====== Provided records

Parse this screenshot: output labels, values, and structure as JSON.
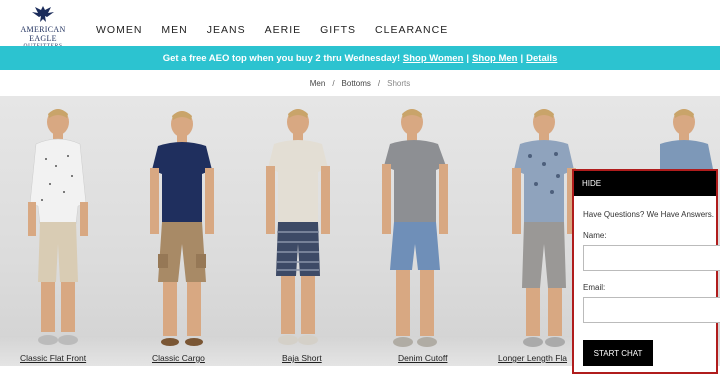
{
  "header": {
    "logo": {
      "line1": "AMERICAN EAGLE",
      "line2": "OUTFITTERS",
      "icon": "eagle-icon"
    },
    "nav": [
      "WOMEN",
      "MEN",
      "JEANS",
      "AERIE",
      "GIFTS",
      "CLEARANCE"
    ]
  },
  "promo": {
    "text": "Get a free AEO top when you buy 2 thru Wednesday!",
    "shop_women": "Shop Women",
    "divider": "|",
    "shop_men": "Shop Men",
    "details": "Details",
    "color": "#2cc3d0"
  },
  "breadcrumb": {
    "items": [
      "Men",
      "Bottoms",
      "Shorts"
    ],
    "separator": "/"
  },
  "hero": {
    "styles": [
      "Classic Flat Front",
      "Classic Cargo",
      "Baja Short",
      "Denim Cutoff",
      "Longer Length Fla",
      ""
    ]
  },
  "chat": {
    "hide": "HIDE",
    "question": "Have Questions? We Have Answers.",
    "name_label": "Name:",
    "email_label": "Email:",
    "button": "START CHAT",
    "border_color": "#b01c1c"
  }
}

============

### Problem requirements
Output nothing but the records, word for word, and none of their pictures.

### Solution for this exercise
Parse this screenshot: output labels, values, and structure as JSON.
{
  "header": {
    "logo": {
      "line1": "AMERICAN EAGLE",
      "line2": "OUTFITTERS",
      "icon": "eagle-icon"
    },
    "nav": [
      "WOMEN",
      "MEN",
      "JEANS",
      "AERIE",
      "GIFTS",
      "CLEARANCE"
    ]
  },
  "promo": {
    "text": "Get a free AEO top when you buy 2 thru Wednesday!",
    "shop_women": "Shop Women",
    "divider": "|",
    "shop_men": "Shop Men",
    "details": "Details",
    "color": "#2cc3d0"
  },
  "breadcrumb": {
    "items": [
      "Men",
      "Bottoms",
      "Shorts"
    ],
    "separator": "/"
  },
  "hero": {
    "styles": [
      "Classic Flat Front",
      "Classic Cargo",
      "Baja Short",
      "Denim Cutoff",
      "Longer Length Fla",
      ""
    ]
  },
  "chat": {
    "hide": "HIDE",
    "question": "Have Questions? We Have Answers.",
    "name_label": "Name:",
    "email_label": "Email:",
    "button": "START CHAT",
    "border_color": "#b01c1c"
  }
}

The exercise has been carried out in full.